Problem description:
Scan the entries for the word "Like", and copy every line where it appears.

** Opening Information shown block **

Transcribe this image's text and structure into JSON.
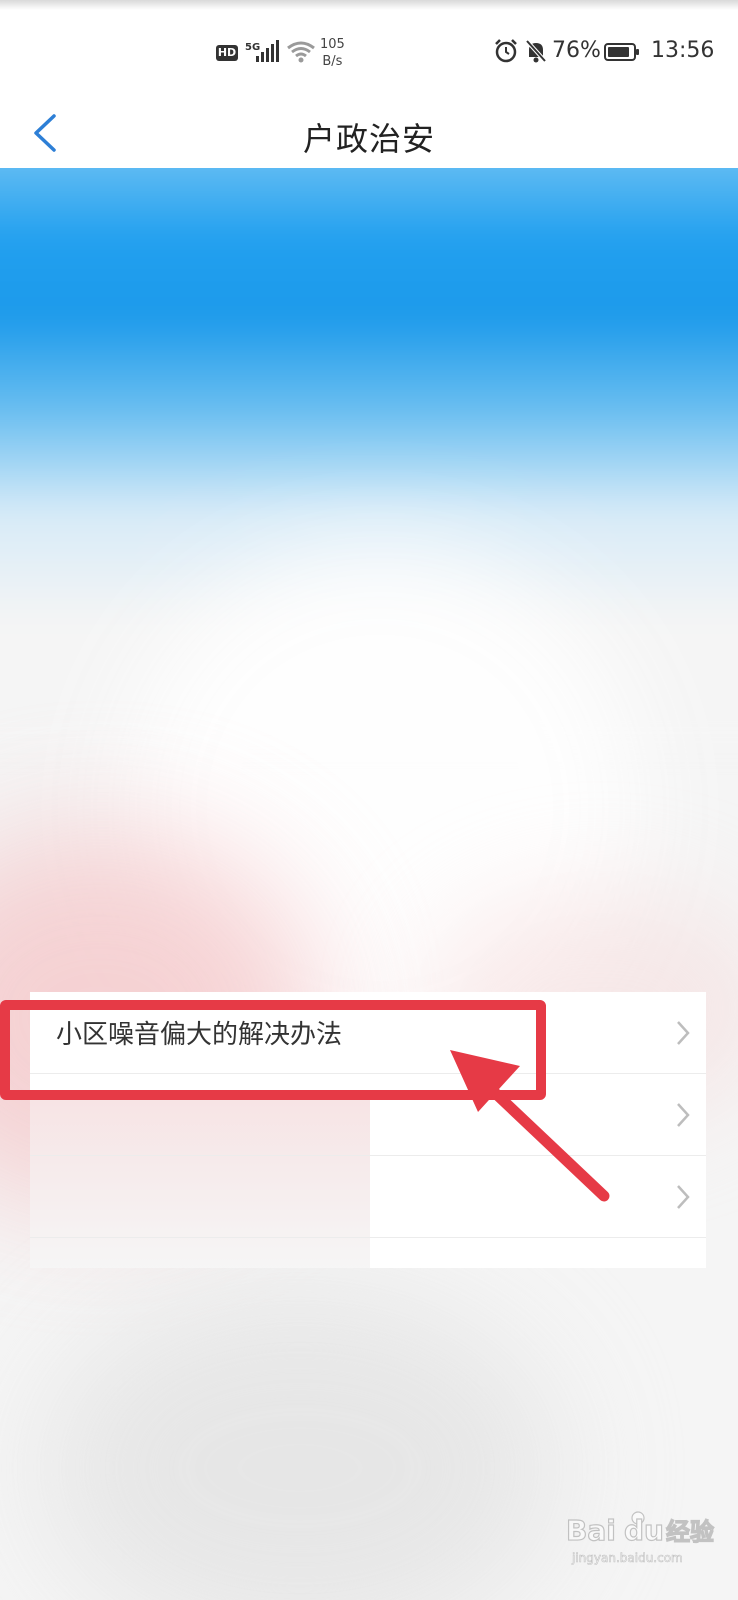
{
  "status_bar": {
    "hd": "HD",
    "network_type": "5G",
    "speed_value": "105",
    "speed_unit": "B/s",
    "battery_percent": "76%",
    "time": "13:56",
    "icons": [
      "hd-icon",
      "signal-icon",
      "wifi-icon",
      "alarm-icon",
      "mute-icon",
      "battery-icon"
    ]
  },
  "nav": {
    "title": "户政治安",
    "back_icon": "chevron-left-icon"
  },
  "list": {
    "items": [
      {
        "label": "小区噪音偏大的解决办法"
      },
      {
        "label": ""
      },
      {
        "label": ""
      }
    ]
  },
  "watermark": {
    "brand": "Baidu 经验",
    "url": "jingyan.baidu.com"
  },
  "colors": {
    "accent_blue": "#1c9aeb",
    "annotation_red": "#e63a46",
    "back_icon": "#2d7fd6"
  }
}
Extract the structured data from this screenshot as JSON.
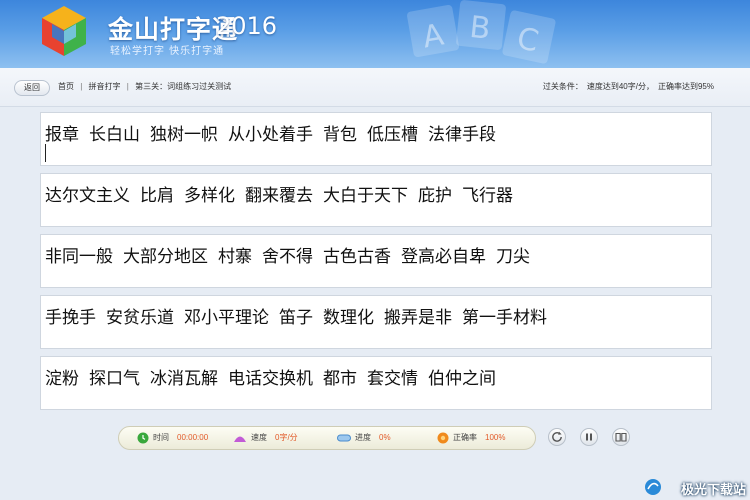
{
  "app": {
    "name": "金山打字通",
    "year": "2016",
    "slogan": "轻松学打字 快乐打字通"
  },
  "toolbar": {
    "back_label": "返回",
    "breadcrumb": [
      "首页",
      "拼音打字",
      "第三关：词组练习过关测试"
    ],
    "pass_condition_label": "过关条件：",
    "pass_condition_speed": "速度达到40字/分，",
    "pass_condition_accuracy": "正确率达到95%"
  },
  "lines": [
    [
      "报章",
      "长白山",
      "独树一帜",
      "从小处着手",
      "背包",
      "低压槽",
      "法律手段"
    ],
    [
      "达尔文主义",
      "比肩",
      "多样化",
      "翻来覆去",
      "大白于天下",
      "庇护",
      "飞行器"
    ],
    [
      "非同一般",
      "大部分地区",
      "村寨",
      "舍不得",
      "古色古香",
      "登高必自卑",
      "刀尖"
    ],
    [
      "手挽手",
      "安贫乐道",
      "邓小平理论",
      "笛子",
      "数理化",
      "搬弄是非",
      "第一手材料"
    ],
    [
      "淀粉",
      "探口气",
      "冰消瓦解",
      "电话交换机",
      "都市",
      "套交情",
      "伯仲之间"
    ]
  ],
  "status": {
    "time_label": "时间",
    "time_value": "00:00:00",
    "speed_label": "速度",
    "speed_value": "0字/分",
    "progress_label": "进度",
    "progress_value": "0%",
    "accuracy_label": "正确率",
    "accuracy_value": "100%"
  },
  "controls": {
    "restart_icon": "restart-icon",
    "pause_icon": "pause-icon",
    "book_icon": "book-icon"
  },
  "watermark": {
    "text": "极光下载站"
  },
  "colors": {
    "header": "#4a90e2",
    "value_accent": "#e25b2a"
  }
}
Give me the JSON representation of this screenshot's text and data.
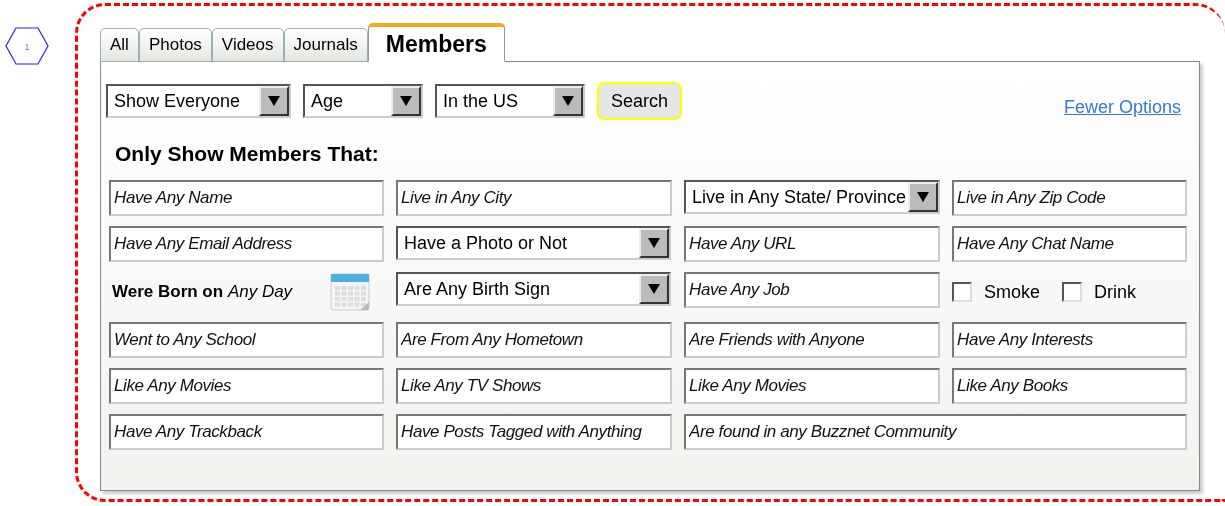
{
  "marker": "1",
  "tabs": [
    {
      "label": "All",
      "selected": false
    },
    {
      "label": "Photos",
      "selected": false
    },
    {
      "label": "Videos",
      "selected": false
    },
    {
      "label": "Journals",
      "selected": false
    },
    {
      "label": "Members",
      "selected": true
    }
  ],
  "filters": [
    {
      "value": "Show Everyone"
    },
    {
      "value": "Age"
    },
    {
      "value": "In the US"
    }
  ],
  "search_button": "Search",
  "fewer_options_link": "Fewer Options",
  "heading": "Only Show Members That:",
  "rows": [
    [
      {
        "kind": "input",
        "placeholder": "Have Any Name"
      },
      {
        "kind": "input",
        "placeholder": "Live in Any City"
      },
      {
        "kind": "select",
        "value": "Live in Any State/ Province"
      },
      {
        "kind": "input",
        "placeholder": "Live in Any Zip Code"
      }
    ],
    [
      {
        "kind": "input",
        "placeholder": "Have Any Email Address"
      },
      {
        "kind": "select",
        "value": "Have a Photo or Not"
      },
      {
        "kind": "input",
        "placeholder": "Have Any URL"
      },
      {
        "kind": "input",
        "placeholder": "Have Any Chat Name"
      }
    ],
    [
      {
        "kind": "date",
        "label": "**Were Born on** *Any Day*"
      },
      {
        "kind": "select",
        "value": "Are Any Birth Sign"
      },
      {
        "kind": "input",
        "placeholder": "Have Any Job"
      },
      {
        "kind": "checks",
        "options": [
          {
            "label": "Smoke",
            "checked": false
          },
          {
            "label": "Drink",
            "checked": false
          }
        ]
      }
    ],
    [
      {
        "kind": "input",
        "placeholder": "Went to Any School"
      },
      {
        "kind": "input",
        "placeholder": "Are From Any Hometown"
      },
      {
        "kind": "input",
        "placeholder": "Are Friends with Anyone"
      },
      {
        "kind": "input",
        "placeholder": "Have Any Interests"
      }
    ],
    [
      {
        "kind": "input",
        "placeholder": "Like Any Movies"
      },
      {
        "kind": "input",
        "placeholder": "Like Any TV Shows"
      },
      {
        "kind": "input",
        "placeholder": "Like Any Movies"
      },
      {
        "kind": "input",
        "placeholder": "Like Any Books"
      }
    ],
    [
      {
        "kind": "input",
        "placeholder": "Have Any Trackback"
      },
      {
        "kind": "input",
        "placeholder": "Have Posts Tagged with Anything"
      },
      {
        "kind": "wide",
        "placeholder": "Are found in any Buzznet Community"
      }
    ]
  ]
}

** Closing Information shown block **

Output below:
        "placeholder": "Like Any Movies"
        "placeholder": "Like Any TV Shows"
        "placeholder": "Like Any Movies"
        "placeholder": "Like Any Books"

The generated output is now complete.